Were you aware that Georgia has seen a number of significant bridge collapses throughout the years? Certain tragedies were caused by construction, collisions, and even arson. There were some significant collapses that fortunately did not result in casualties, but others did. These highways swiftly reopened thanks to rescue and response operations. Long-term building and repairs, however, required several months. In one instance, a brand-new bridge was constructed! Discover which bridge collapses significantly affected Georgia’s roads.
1. 2017 Interstate 85 Bridge Collapse
March 30, 2017 saw the terrible collapse of this bridge due to a fire that started underneath it. For more than 40 days, the bridge was closed, and traffic was rerouted onto other roads. About an hour after the fire began on the night of the collapse, the bridge gave way. The area in Atlanta that was affected was over Piedmont Road. The northern part collapsed about ninety-two feet. Drivers had to stop while firefighters battled the fire. Getting it under control took a another hour. Thankfully, nobody was harmed. The local businesses felt a more marked economic impact. Fewer people visited many shops in the days that followed the collapse. In addition, they had to deal with the area’s ongoing repairs while workers removed debris and reconstructed parts of the bridge.
The I-85 stretch needed to be replaced after the fire. Authorities were also concerned about potential damage to other sections of the road. Three portions in the southbound segment had also been replaced by the conclusion. Three persons were found to have started the fire beneath the bridge, according to investigations, but charges were later dropped in exchange for them finishing programmes for addiction and mental health.
2. 2021 Interstate 20 Bridge Collapse
In Georgia, there was a deadly bridge collapse on Interstate 20. On October 19, 2021, a portion of the bridge fell while construction workers were working on it. The Yellow River was crossed by the bridge. This river, which is 76 miles long, passes through Georgia close to Atlanta before joining the Ocmulgee and South rivers. Three crew members tumbled into the river. The other two were saved, but one perished. A truck and an excavator were among the equipment that tumbled into the river. When the bridge collapsed, workers began taking it apart.

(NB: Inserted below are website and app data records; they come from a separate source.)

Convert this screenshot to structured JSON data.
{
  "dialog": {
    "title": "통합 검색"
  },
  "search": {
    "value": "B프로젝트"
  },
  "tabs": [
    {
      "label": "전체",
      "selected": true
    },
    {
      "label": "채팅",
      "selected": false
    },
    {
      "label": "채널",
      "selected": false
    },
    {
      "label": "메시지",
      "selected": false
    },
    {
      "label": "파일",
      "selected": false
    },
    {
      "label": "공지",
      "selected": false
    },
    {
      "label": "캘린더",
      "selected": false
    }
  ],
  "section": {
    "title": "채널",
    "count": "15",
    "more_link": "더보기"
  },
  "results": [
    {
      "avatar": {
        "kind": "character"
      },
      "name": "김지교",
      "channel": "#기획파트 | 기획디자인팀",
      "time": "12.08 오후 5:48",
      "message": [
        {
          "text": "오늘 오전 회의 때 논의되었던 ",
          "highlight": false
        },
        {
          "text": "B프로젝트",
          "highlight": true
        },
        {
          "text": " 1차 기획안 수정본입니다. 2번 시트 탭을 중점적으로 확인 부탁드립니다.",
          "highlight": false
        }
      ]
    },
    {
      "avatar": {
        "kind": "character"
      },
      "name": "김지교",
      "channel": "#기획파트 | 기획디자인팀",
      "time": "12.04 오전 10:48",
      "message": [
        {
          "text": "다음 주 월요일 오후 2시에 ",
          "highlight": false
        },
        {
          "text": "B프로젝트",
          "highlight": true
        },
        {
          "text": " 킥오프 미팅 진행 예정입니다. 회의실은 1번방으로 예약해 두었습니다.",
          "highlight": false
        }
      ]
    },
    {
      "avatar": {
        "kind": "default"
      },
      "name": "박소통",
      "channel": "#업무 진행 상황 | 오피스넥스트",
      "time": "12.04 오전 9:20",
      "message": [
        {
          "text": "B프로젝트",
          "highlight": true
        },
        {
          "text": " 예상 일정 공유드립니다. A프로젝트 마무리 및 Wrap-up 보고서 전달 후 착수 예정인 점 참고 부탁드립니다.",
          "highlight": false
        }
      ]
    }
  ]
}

Following the collapse, a massive 500-ton crane aided in the recovery and cleanup process. The apparatus needed to be lifted out of the river. There was a lot of debris left behind after the bridge fell for around 70 feet. The truck, excavator, and further construction equipment found their way into the river beneath the bridge. During the on-site recovery, the massive crane laboured through the night and into the next day. The Yellow River was crossed by a 50-foot-high bridge. Thankfully, it had been closed for the work since the day before. The bridge fall did not endanger motorists, but it did endanger the workers on it. The Atlanta-born crew member that died was 33 years old.
3. 1972 Sidney Lanier Bridge Collapse
When a cargo ship collided with the bridge while passing beneath it, the tragic 1972 bridge collapse happened. The cargo ship struck the bridge instead of passing through the water safely because it was 400 feet off track. The collision claimed the lives of ten people. Regretfully, there were a lot of cars on the bridge at the moment. People and cars tumbled into the Brunswick River below. In May 1987, another cargo ship struck the same bridge. Despite extensive damage, there was no bridge collapse in the second tragedy.
The bridge was replaced by a nearby cable-stayed bridge bearing the same name after these incidents. A vertical-lift bridge was the original Sidney Lanier Bridge. At 7,780 feet, the current Sidney Lanier Bridge is the longest. The new bridge’s construction was completed in 2003, the year it opened, having started in 1995. In addition to being the longest bridge in the state, the new Sidney Lanier Bridge is also the tallest.
Highlights of Bridge Collapses in Georgia
|Bridge or Road
|March 30, 2017
|October 19, 2021
|Sidney Lanier Bridge
|November 7, 1947